ERIC Number: ED064209
Record Type: RIE
Publication Date: 1972
Reference Count: 0
The Role of the Elementary School Teacher in the Political Socialization Process.
Franklin, Virginia Thompson
This dissertation suggests that the role of social studies teachers should be to introduce new alternatives, values, and ways of thinking in civic education. One thousand three hundred seventy elementary teachers responded to a questionnaire on: 1) background; 2) liberal-conservative attitude; 3) degree of political and professional activity; 4) risk; 5) permissiveness toward political controversy in the classroom; 6) undergraduate role and activism on campus.
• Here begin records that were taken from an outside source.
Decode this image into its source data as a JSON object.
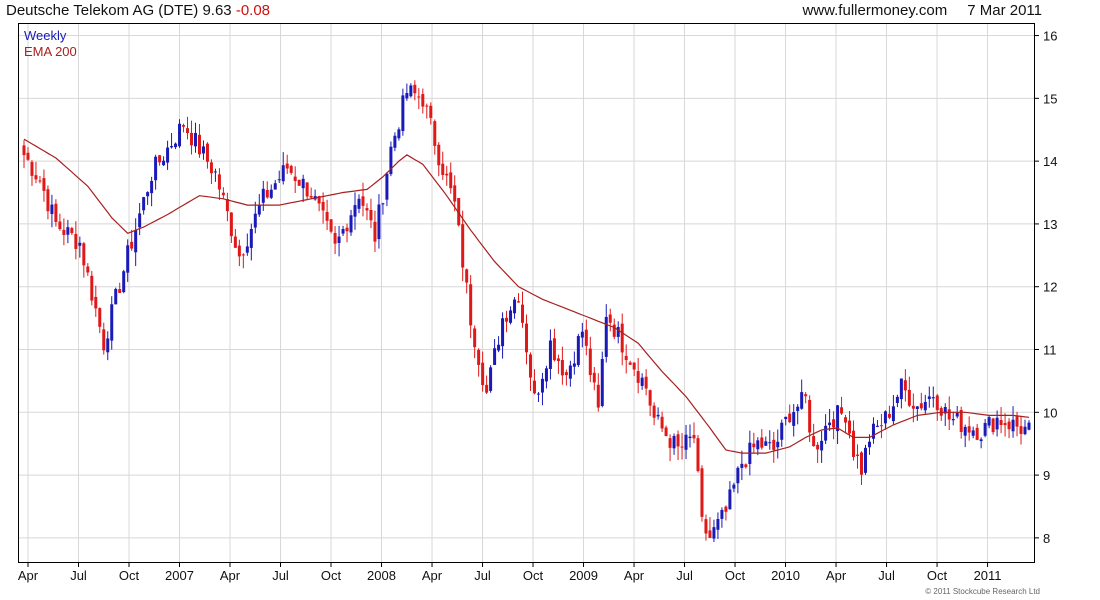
{
  "header": {
    "title_main": "Deutsche Telekom AG (DTE) 9.63",
    "title_change": "-0.08",
    "site": "www.fullermoney.com",
    "date": "7 Mar 2011"
  },
  "legend": {
    "series1": "Weekly",
    "series2": "EMA 200"
  },
  "footer": {
    "copyright": "© 2011 Stockcube Research Ltd"
  },
  "colors": {
    "up": "#1a1ab8",
    "down": "#e01818",
    "ema": "#a82020",
    "grid": "#d8d8d8"
  },
  "chart_data": {
    "type": "candlestick",
    "xlabels": [
      "Apr",
      "Jul",
      "Oct",
      "2007",
      "Apr",
      "Jul",
      "Oct",
      "2008",
      "Apr",
      "Jul",
      "Oct",
      "2009",
      "Apr",
      "Jul",
      "Oct",
      "2010",
      "Apr",
      "Jul",
      "Oct",
      "2011"
    ],
    "yticks": [
      8,
      9,
      10,
      11,
      12,
      13,
      14,
      15,
      16
    ],
    "ylim": [
      7.6,
      16.2
    ],
    "grid": true,
    "legend_position": "top-left",
    "series": [
      {
        "name": "Weekly",
        "type": "candlestick",
        "close_points": [
          [
            0,
            14.1
          ],
          [
            4,
            13.7
          ],
          [
            8,
            13.0
          ],
          [
            14,
            12.7
          ],
          [
            20,
            11.1
          ],
          [
            26,
            12.5
          ],
          [
            32,
            13.8
          ],
          [
            40,
            14.6
          ],
          [
            48,
            13.8
          ],
          [
            54,
            12.5
          ],
          [
            60,
            13.4
          ],
          [
            66,
            13.9
          ],
          [
            72,
            13.5
          ],
          [
            78,
            12.6
          ],
          [
            84,
            13.5
          ],
          [
            88,
            12.8
          ],
          [
            92,
            14.2
          ],
          [
            96,
            15.1
          ],
          [
            100,
            15.0
          ],
          [
            104,
            14.1
          ],
          [
            108,
            13.3
          ],
          [
            112,
            11.5
          ],
          [
            116,
            10.3
          ],
          [
            120,
            11.5
          ],
          [
            124,
            11.9
          ],
          [
            128,
            10.2
          ],
          [
            132,
            11.1
          ],
          [
            136,
            10.6
          ],
          [
            140,
            11.3
          ],
          [
            144,
            10.0
          ],
          [
            146,
            11.6
          ],
          [
            150,
            11.1
          ],
          [
            156,
            10.4
          ],
          [
            158,
            9.9
          ],
          [
            164,
            9.4
          ],
          [
            168,
            9.6
          ],
          [
            170,
            8.2
          ],
          [
            172,
            8.0
          ],
          [
            176,
            8.4
          ],
          [
            180,
            9.2
          ],
          [
            184,
            9.5
          ],
          [
            188,
            9.4
          ],
          [
            192,
            10.0
          ],
          [
            196,
            10.2
          ],
          [
            198,
            9.4
          ],
          [
            202,
            9.9
          ],
          [
            206,
            10.0
          ],
          [
            208,
            9.4
          ],
          [
            210,
            9.1
          ],
          [
            212,
            9.6
          ],
          [
            216,
            9.9
          ],
          [
            220,
            10.4
          ],
          [
            224,
            10.1
          ],
          [
            228,
            10.3
          ],
          [
            232,
            9.9
          ],
          [
            236,
            9.8
          ],
          [
            240,
            9.7
          ],
          [
            244,
            9.9
          ],
          [
            248,
            9.8
          ],
          [
            252,
            9.7
          ]
        ],
        "note": "close_points = [week index, approx close]"
      },
      {
        "name": "EMA 200",
        "type": "line",
        "points": [
          [
            0,
            14.35
          ],
          [
            8,
            14.05
          ],
          [
            16,
            13.6
          ],
          [
            22,
            13.1
          ],
          [
            26,
            12.85
          ],
          [
            30,
            12.95
          ],
          [
            36,
            13.15
          ],
          [
            44,
            13.45
          ],
          [
            50,
            13.4
          ],
          [
            56,
            13.3
          ],
          [
            64,
            13.3
          ],
          [
            72,
            13.4
          ],
          [
            80,
            13.5
          ],
          [
            86,
            13.55
          ],
          [
            90,
            13.75
          ],
          [
            94,
            14.0
          ],
          [
            96,
            14.1
          ],
          [
            100,
            13.95
          ],
          [
            106,
            13.45
          ],
          [
            112,
            12.9
          ],
          [
            118,
            12.4
          ],
          [
            124,
            12.0
          ],
          [
            130,
            11.8
          ],
          [
            136,
            11.65
          ],
          [
            142,
            11.5
          ],
          [
            148,
            11.35
          ],
          [
            154,
            11.1
          ],
          [
            160,
            10.65
          ],
          [
            166,
            10.25
          ],
          [
            172,
            9.75
          ],
          [
            176,
            9.4
          ],
          [
            180,
            9.35
          ],
          [
            186,
            9.35
          ],
          [
            192,
            9.45
          ],
          [
            196,
            9.6
          ],
          [
            200,
            9.72
          ],
          [
            204,
            9.75
          ],
          [
            208,
            9.6
          ],
          [
            212,
            9.6
          ],
          [
            218,
            9.8
          ],
          [
            224,
            9.95
          ],
          [
            230,
            10.0
          ],
          [
            236,
            10.0
          ],
          [
            242,
            9.95
          ],
          [
            248,
            9.95
          ],
          [
            252,
            9.92
          ]
        ]
      }
    ]
  }
}
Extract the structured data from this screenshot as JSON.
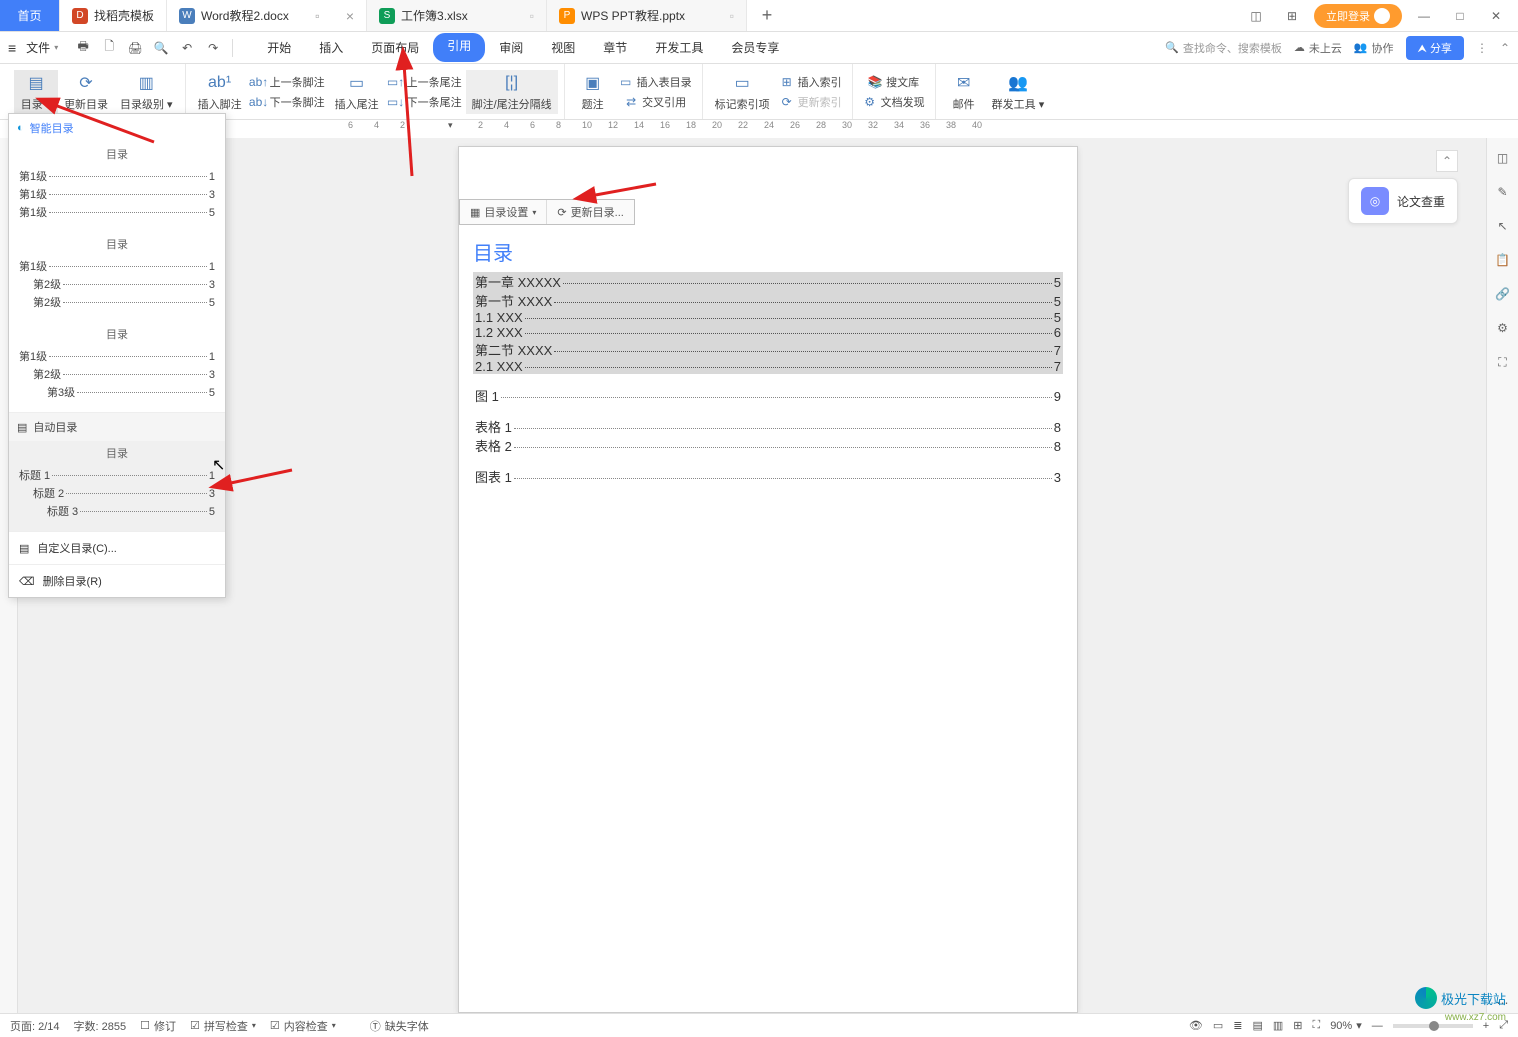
{
  "titlebar": {
    "tabs": [
      {
        "label": "首页",
        "kind": "home"
      },
      {
        "label": "找稻壳模板",
        "kind": "doc"
      },
      {
        "label": "Word教程2.docx",
        "kind": "word",
        "active": true
      },
      {
        "label": "工作簿3.xlsx",
        "kind": "xls"
      },
      {
        "label": "WPS PPT教程.pptx",
        "kind": "ppt"
      }
    ],
    "login": "立即登录"
  },
  "menubar": {
    "file": "文件",
    "tabs": [
      "开始",
      "插入",
      "页面布局",
      "引用",
      "审阅",
      "视图",
      "章节",
      "开发工具",
      "会员专享"
    ],
    "active_tab": "引用",
    "search_placeholder": "查找命令、搜索模板",
    "cloud": "未上云",
    "collab": "协作",
    "share": "分享"
  },
  "ribbon": {
    "toc": "目录",
    "update_toc": "更新目录",
    "toc_level": "目录级别",
    "insert_footnote": "插入脚注",
    "prev_footnote": "上一条脚注",
    "next_footnote": "下一条脚注",
    "insert_endnote": "插入尾注",
    "prev_endnote": "上一条尾注",
    "next_endnote": "下一条尾注",
    "fn_sep": "脚注/尾注分隔线",
    "caption": "题注",
    "insert_fig_toc": "插入表目录",
    "cross_ref": "交叉引用",
    "mark_index": "标记索引项",
    "insert_index": "插入索引",
    "update_index": "更新索引",
    "refs_lib": "搜文库",
    "doc_discover": "文档发现",
    "mail": "邮件",
    "group_send": "群发工具"
  },
  "ruler_ticks": [
    "6",
    "4",
    "2",
    "",
    "2",
    "4",
    "6",
    "8",
    "10",
    "12",
    "14",
    "16",
    "18",
    "20",
    "22",
    "24",
    "26",
    "28",
    "30",
    "32",
    "34",
    "36",
    "38",
    "40"
  ],
  "toc_dropdown": {
    "smart": "智能目录",
    "preview_title": "目录",
    "auto": "自动目录",
    "custom": "自定义目录(C)...",
    "delete": "删除目录(R)",
    "set1": [
      {
        "lbl": "第1级",
        "pg": "1",
        "ind": 0
      },
      {
        "lbl": "第1级",
        "pg": "3",
        "ind": 0
      },
      {
        "lbl": "第1级",
        "pg": "5",
        "ind": 0
      }
    ],
    "set2": [
      {
        "lbl": "第1级",
        "pg": "1",
        "ind": 0
      },
      {
        "lbl": "第2级",
        "pg": "3",
        "ind": 1
      },
      {
        "lbl": "第2级",
        "pg": "5",
        "ind": 1
      }
    ],
    "set3": [
      {
        "lbl": "第1级",
        "pg": "1",
        "ind": 0
      },
      {
        "lbl": "第2级",
        "pg": "3",
        "ind": 1
      },
      {
        "lbl": "第3级",
        "pg": "5",
        "ind": 2
      }
    ],
    "set4": [
      {
        "lbl": "标题 1",
        "pg": "1",
        "ind": 0
      },
      {
        "lbl": "标题 2",
        "pg": "3",
        "ind": 1
      },
      {
        "lbl": "标题 3",
        "pg": "5",
        "ind": 2
      }
    ]
  },
  "page_toolbar": {
    "settings": "目录设置",
    "update": "更新目录..."
  },
  "document": {
    "toc_title": "目录",
    "toc_lines": [
      {
        "lbl": "第一章  XXXXX",
        "pg": "5",
        "ind": 0
      },
      {
        "lbl": "第一节  XXXX",
        "pg": "5",
        "ind": 1
      },
      {
        "lbl": "1.1 XXX",
        "pg": "5",
        "ind": 2
      },
      {
        "lbl": "1.2 XXX",
        "pg": "6",
        "ind": 2
      },
      {
        "lbl": "第二节  XXXX",
        "pg": "7",
        "ind": 1
      },
      {
        "lbl": "2.1 XXX",
        "pg": "7",
        "ind": 2
      }
    ],
    "fig": {
      "lbl": "图  1",
      "pg": "9"
    },
    "tables": [
      {
        "lbl": "表格  1",
        "pg": "8"
      },
      {
        "lbl": "表格  2",
        "pg": "8"
      }
    ],
    "chart": {
      "lbl": "图表  1",
      "pg": "3"
    }
  },
  "float": {
    "label": "论文查重"
  },
  "status": {
    "page": "页面: 2/14",
    "words": "字数: 2855",
    "revise": "修订",
    "spell": "拼写检查",
    "content": "内容检查",
    "font_missing": "缺失字体",
    "zoom": "90%"
  },
  "watermark": {
    "main": "极光下载站",
    "sub": "www.xz7.com"
  }
}
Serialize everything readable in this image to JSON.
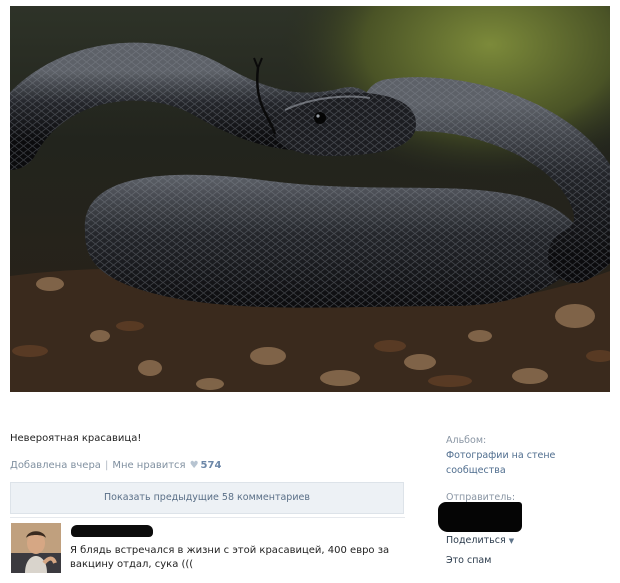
{
  "post": {
    "caption": "Невероятная красавица!",
    "added": "Добавлена вчера",
    "separator": "|",
    "like_label": "Мне нравится",
    "like_count": "574"
  },
  "comments": {
    "show_more": "Показать предыдущие 58 комментариев",
    "items": [
      {
        "text": "Я блядь встречался в жизни с этой красавицей, 400 евро за вакцину отдал, сука ((("
      }
    ]
  },
  "sidebar": {
    "album_label": "Альбом:",
    "album_link": "Фотографии на стене сообщества",
    "sender_label": "Отправитель:",
    "share": "Поделиться",
    "spam": "Это спам"
  },
  "icons": {
    "heart": "heart-icon",
    "share_caret": "caret-down-icon"
  },
  "colors": {
    "link": "#4f6d8e",
    "meta": "#8090a0",
    "button_bg": "#edf1f5"
  }
}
Analysis of data shows that although most teachers place themselves as liberals on a scale, and participate in educational and local politics, the majority are not willing to engage in discussion of conflict and introduce political reality into the classroom. Instead, old models of civic education are implemented in the classroom. Teachers actively involved in campus politics as undergraduates, however, introduce political controversy into their classroom. In conclusion, schools tend to play a conservative role in the political socialization process, not adequately preparing students to deal with political problems or function in modern society. Teacher education must develop social science teachers who are skilled practitioners in the art of politics, who will feel secure in handling analysis of the problems of the modern society, and who play the role of change agent. (Author/SJM)
Descriptors: Activism, Civics, Controversial Issues (Course Content), Doctoral Dissertations, Educational Improvement, Educational Research, Elementary Education, Political Issues, Political Science, Political Socialization, Relevance (Education), School Role, Social Studies, Surveys, Teacher Education, Teacher Role, Teaching Methods
Publication Type: N/A
Education Level: N/A
Authoring Institution: California Univ., Berkeley. School of Education.